“We will challenge this any way possible. We will crawl through this with exhaustive detail,” he said, adding that “to use British understatement, this has not enhanced the position of the EU in the UK.”
The leader of the British opposition Labour Party, Ed Miliband, said that the Commission’s handling of the surcharge was “cack-handed and unacceptable”, but accused Cameron of negligence for not dealing with the problem earlier.
“He is asleep at the wheel and the British people are paying the price,” Miliband told UK MPs.
Cameron risks opening Pandora’s Box
In Brussels, the EU’s Budget Commissioner Jacek Dominik told journalists he was “surprised by the reaction” in Britain because “up to this moment there was no single signal from the UK administration that they had problems with this figure.”
There was “no possibility” under current EU rules to give Britain more time to pay the bill. A change to the law would need support from a qualified majority from EU governments and this would be “extremely difficult”, Dominik said.
Dominik said that Cameron would be in line to receive an increased UK budget rebate next year arising from the same UK GNI increases. “So I think that would be extremely difficult to explain to member states, why on Monday you like this data and on Tuesday you don’t like it,” the budget commissioner said, adding: “If you open this act for future negotiations, you open up a Pandora’s box.”
He warned that, if the money was not paid by 1 December, the European Commission would send the UK government a letter asking for reasons for the delay. There would “be a moment (if no response is delivered) that the Commission will start imposing late… fines”.
If Cameron carries through his pledge not to pay the bill, and if it has not been reduces by the amending budget, the UK faces a punitive interest payment of around 2.5% of the total bill rising to 5.5% per annum if it remained unpaid after one year.
That equates to around €250,000 per day if the country refuses to pay, a daily sum which could double if it remained unpaid after a year.

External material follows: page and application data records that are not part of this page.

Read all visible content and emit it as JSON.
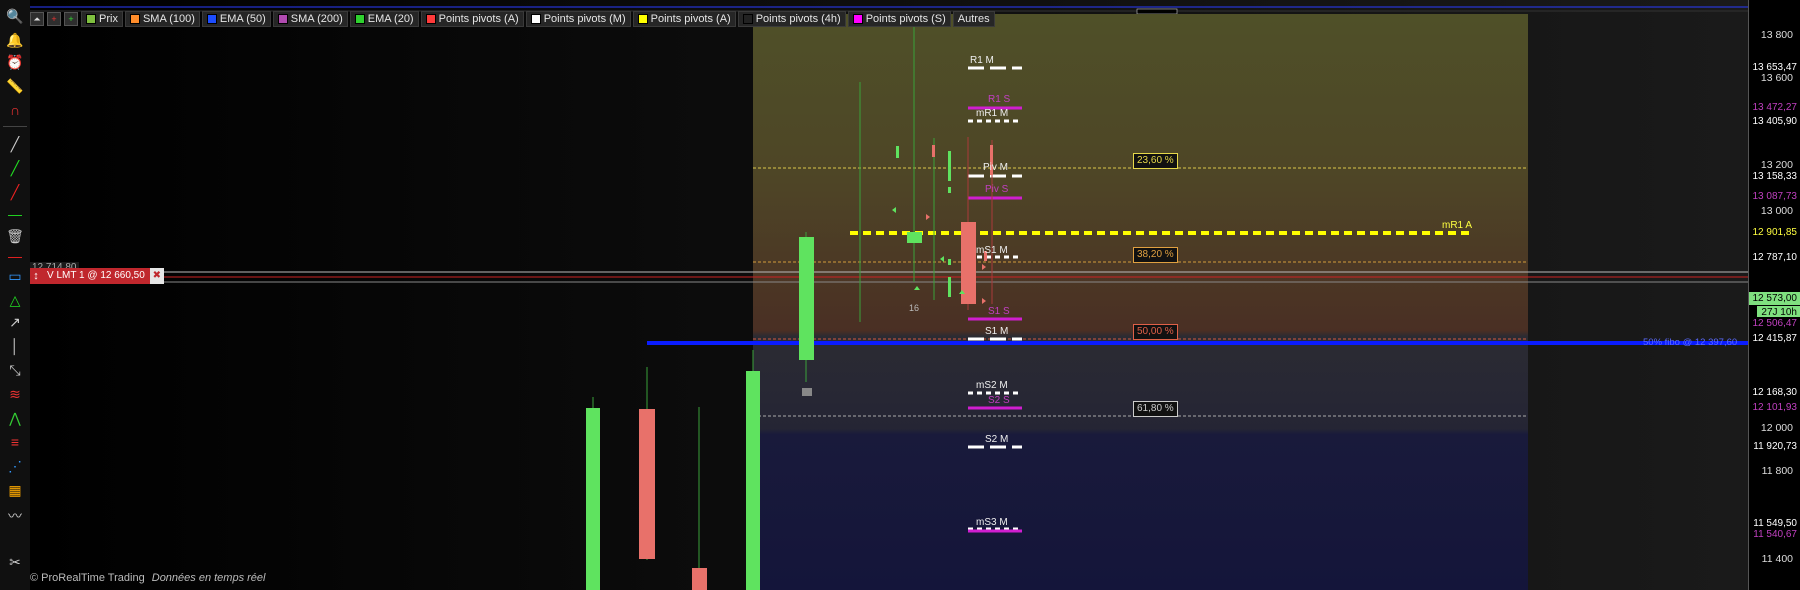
{
  "legend": [
    {
      "label": "Prix",
      "color": "#7fbf3f"
    },
    {
      "label": "SMA (100)",
      "color": "#ff8c2a"
    },
    {
      "label": "EMA (50)",
      "color": "#1d4dff"
    },
    {
      "label": "SMA (200)",
      "color": "#b04ab0"
    },
    {
      "label": "EMA (20)",
      "color": "#2fd12f"
    },
    {
      "label": "Points pivots (A)",
      "color": "#ff3a3a"
    },
    {
      "label": "Points pivots (M)",
      "color": "#ffffff"
    },
    {
      "label": "Points pivots (A)",
      "color": "#ffff00"
    },
    {
      "label": "Points pivots (4h)",
      "color": "#222222"
    },
    {
      "label": "Points pivots (S)",
      "color": "#ff00ff"
    }
  ],
  "legend_more": "Autres",
  "price_axis": {
    "ticks": [
      "13 800",
      "13 600",
      "13 200",
      "13 000",
      "12 000",
      "11 800",
      "11 400"
    ],
    "tags": [
      {
        "text": "13 653,47",
        "bg": "#000",
        "fg": "#fff"
      },
      {
        "text": "13 472,27",
        "bg": "#000",
        "fg": "#c040c0"
      },
      {
        "text": "13 405,90",
        "bg": "#000",
        "fg": "#fff"
      },
      {
        "text": "13 158,33",
        "bg": "#000",
        "fg": "#fff"
      },
      {
        "text": "13 087,73",
        "bg": "#000",
        "fg": "#c040c0"
      },
      {
        "text": "12 901,85",
        "bg": "#000",
        "fg": "#ffff40"
      },
      {
        "text": "12 787,10",
        "bg": "#000",
        "fg": "#fff"
      },
      {
        "text": "12 573,00",
        "bg": "#7fe07f",
        "fg": "#000"
      },
      {
        "text": "27J 10h",
        "bg": "#7fe07f",
        "fg": "#000"
      },
      {
        "text": "12 506,47",
        "bg": "#000",
        "fg": "#c040c0"
      },
      {
        "text": "12 415,87",
        "bg": "#000",
        "fg": "#fff"
      },
      {
        "text": "12 168,30",
        "bg": "#000",
        "fg": "#fff"
      },
      {
        "text": "12 101,93",
        "bg": "#000",
        "fg": "#c040c0"
      },
      {
        "text": "11 920,73",
        "bg": "#000",
        "fg": "#fff"
      },
      {
        "text": "11 549,50",
        "bg": "#000",
        "fg": "#fff"
      },
      {
        "text": "11 540,67",
        "bg": "#000",
        "fg": "#c040c0"
      }
    ]
  },
  "pivots": {
    "R1M": "R1 M",
    "R1S": "R1 S",
    "mR1M": "mR1 M",
    "PivM": "Piv M",
    "PivS": "Piv S",
    "mS1M": "mS1 M",
    "S1S": "S1 S",
    "S1M": "S1 M",
    "mS2M": "mS2 M",
    "S2S": "S2 S",
    "S2M": "S2 M",
    "mS3M": "mS3 M",
    "mR1A": "mR1 A"
  },
  "fibo": {
    "f236": "23,60 %",
    "f382": "38,20 %",
    "f500": "50,00 %",
    "f618": "61,80 %"
  },
  "ema_label": "50% fibo @ 12 397,60",
  "order": {
    "label": "V LMT  1 @ 12 660,50",
    "price_left": "12 714,80",
    "close": "✖"
  },
  "count_label": "16",
  "footer": {
    "brand": "© ProRealTime Trading",
    "status": "Données en temps réel"
  }
}
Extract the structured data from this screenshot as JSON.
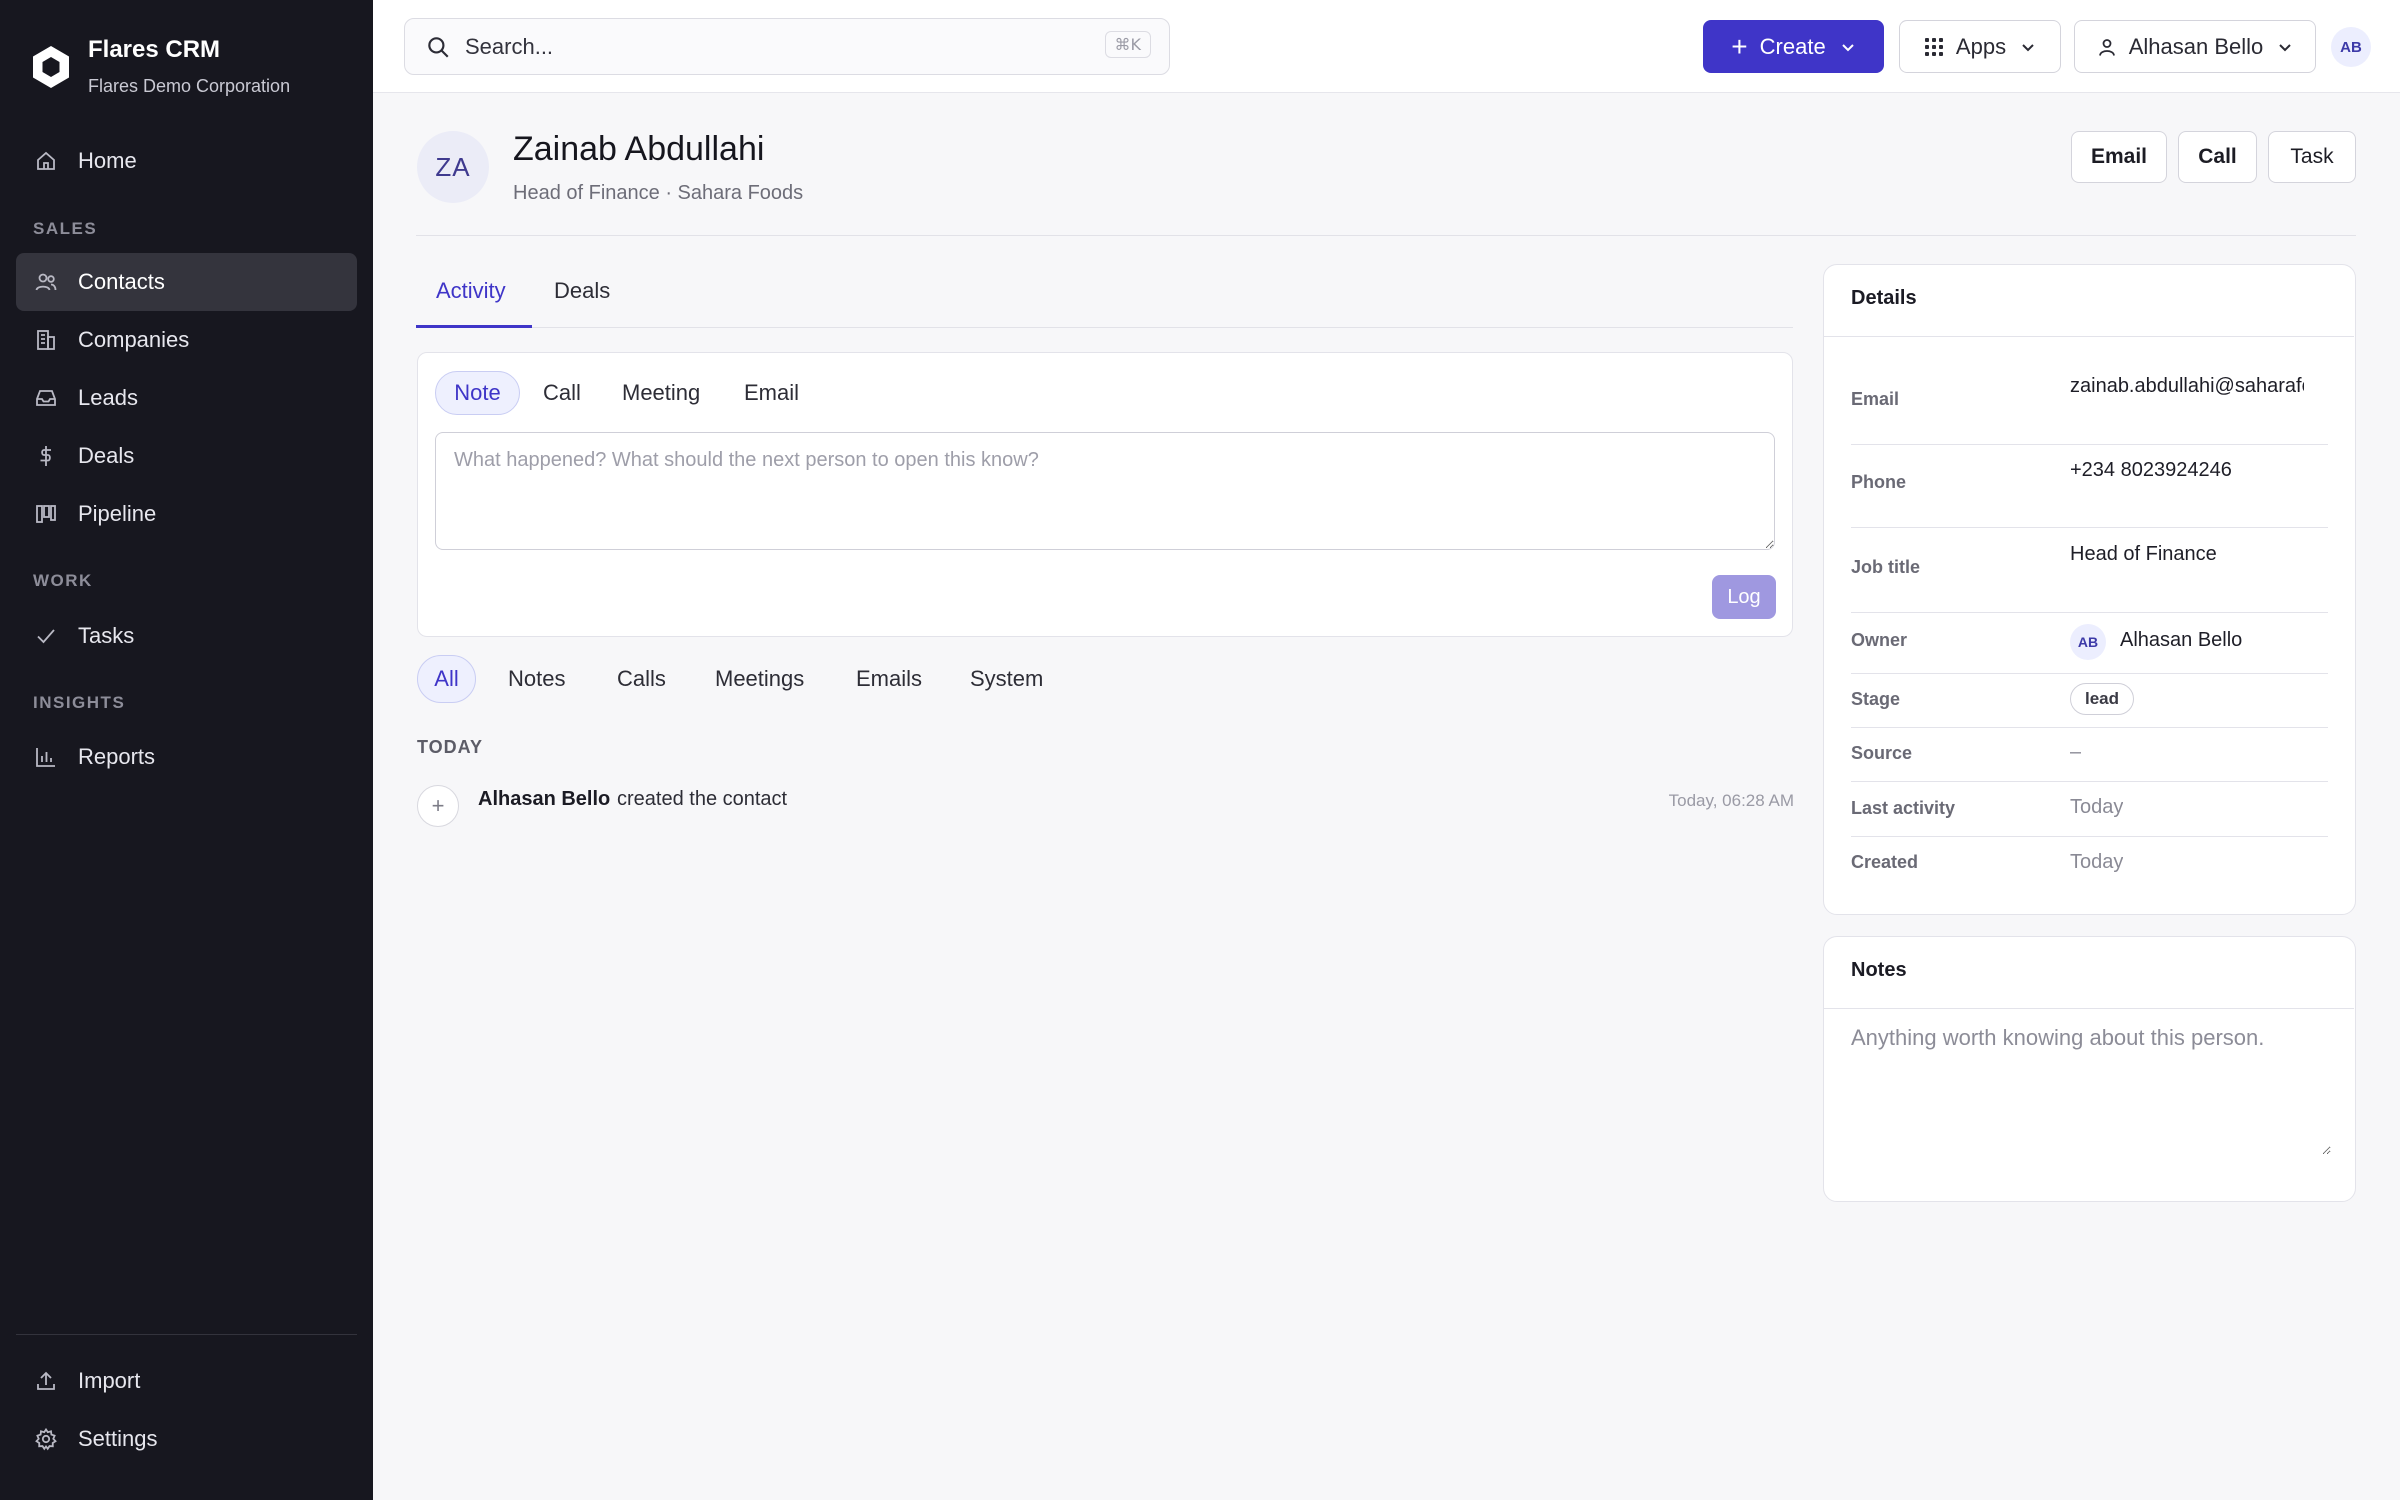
{
  "brand": {
    "name": "Flares CRM",
    "org": "Flares Demo Corporation"
  },
  "nav": {
    "home": "Home",
    "sales_section": "SALES",
    "contacts": "Contacts",
    "companies": "Companies",
    "leads": "Leads",
    "deals": "Deals",
    "pipeline": "Pipeline",
    "work_section": "WORK",
    "tasks": "Tasks",
    "insights_section": "INSIGHTS",
    "reports": "Reports",
    "import": "Import",
    "settings": "Settings"
  },
  "topbar": {
    "search_placeholder": "Search...",
    "search_shortcut": "⌘K",
    "create_label": "Create",
    "apps_label": "Apps",
    "user_label": "Alhasan Bello",
    "user_initials": "AB"
  },
  "contact": {
    "initials": "ZA",
    "name": "Zainab Abdullahi",
    "subtitle": "Head of Finance · Sahara Foods",
    "actions": {
      "email": "Email",
      "call": "Call",
      "task": "Task"
    }
  },
  "tabs": {
    "activity": "Activity",
    "deals": "Deals"
  },
  "composer": {
    "types": {
      "note": "Note",
      "call": "Call",
      "meeting": "Meeting",
      "email": "Email"
    },
    "placeholder": "What happened? What should the next person to open this know?",
    "log_label": "Log"
  },
  "filters": {
    "all": "All",
    "notes": "Notes",
    "calls": "Calls",
    "meetings": "Meetings",
    "emails": "Emails",
    "system": "System"
  },
  "timeline": {
    "group_label": "TODAY",
    "item": {
      "actor": "Alhasan Bello",
      "text": "created the contact",
      "time": "Today, 06:28 AM"
    }
  },
  "details": {
    "title": "Details",
    "email_label": "Email",
    "email_value": "zainab.abdullahi@saharafoods.ng",
    "phone_label": "Phone",
    "phone_value": "+234 8023924246",
    "job_label": "Job title",
    "job_value": "Head of Finance",
    "owner_label": "Owner",
    "owner_initials": "AB",
    "owner_value": "Alhasan Bello",
    "stage_label": "Stage",
    "stage_value": "lead",
    "source_label": "Source",
    "source_value": "–",
    "last_activity_label": "Last activity",
    "last_activity_value": "Today",
    "created_label": "Created",
    "created_value": "Today"
  },
  "notes": {
    "title": "Notes",
    "placeholder": "Anything worth knowing about this person."
  },
  "colors": {
    "accent": "#3f35c8",
    "sidebar": "#17171f",
    "log_disabled": "#9f98e0"
  }
}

Backdrop of political unrest in UK
€2.1 billion is equal to a fifth of the UK’s annual transfer to Brussels. Other countries, such as Germany, and France – which has struggled to balance its budgets – will get rebates under the plans.
An emergency meeting of EU finance ministers will be held on 7 November to discuss the bill.
The row takes place against a tense background with a high profile by-election that will be scrutinised for evidence of rising Euroscepticism since traditional Conservative voters are likely to move over to the more hard-line Eurosceptic United Kingdom Independence Party (UKIP).
A victory for UKIP will up pressure on Cameron to toughen his stance on the EU in the run-up to next year’s general election in May. The Tory leader has promised a referendum on the UK’s EU membership in 2017, if the Conservatives are elected.
The UK European elections were held 22 May, coinciding with local elections in England and Northern Ireland.
A total of 73 MEPs were elected. The Conservatives, the party currently in governing coalition with the Liberal Democrats, were pushed into third place for the first time in a European Parliament election, the same position as Labour in the previous 2009 European Parliament election. It was also the first time since 1984 that the largest opposition party failed to win the European Parliament election.
The UK Independence Party UKIP won 32.88% of the vote and 24 MEP seats. The Labour Party came second with 27.4% of the vote and 20 MEP seats. The Tories came third with 26.03% of the vote and 19 MEP seats. The Green Party of England and Wales obtained 3 MEP seats, the Scottish National Party obtained 2, The Liberal Democrats and four smaller parties obtained one seat each.
The UK national elections will be held next year in May. David Cameron has promised a referendum on the UK’s EU membership in 2017, if the Conservatives are elected.
- 20 November: By-election caused by Conservative MP's defection to UKIP
- May 2015: UK general election
- 2017: Mooted year for UK referendum on EU membership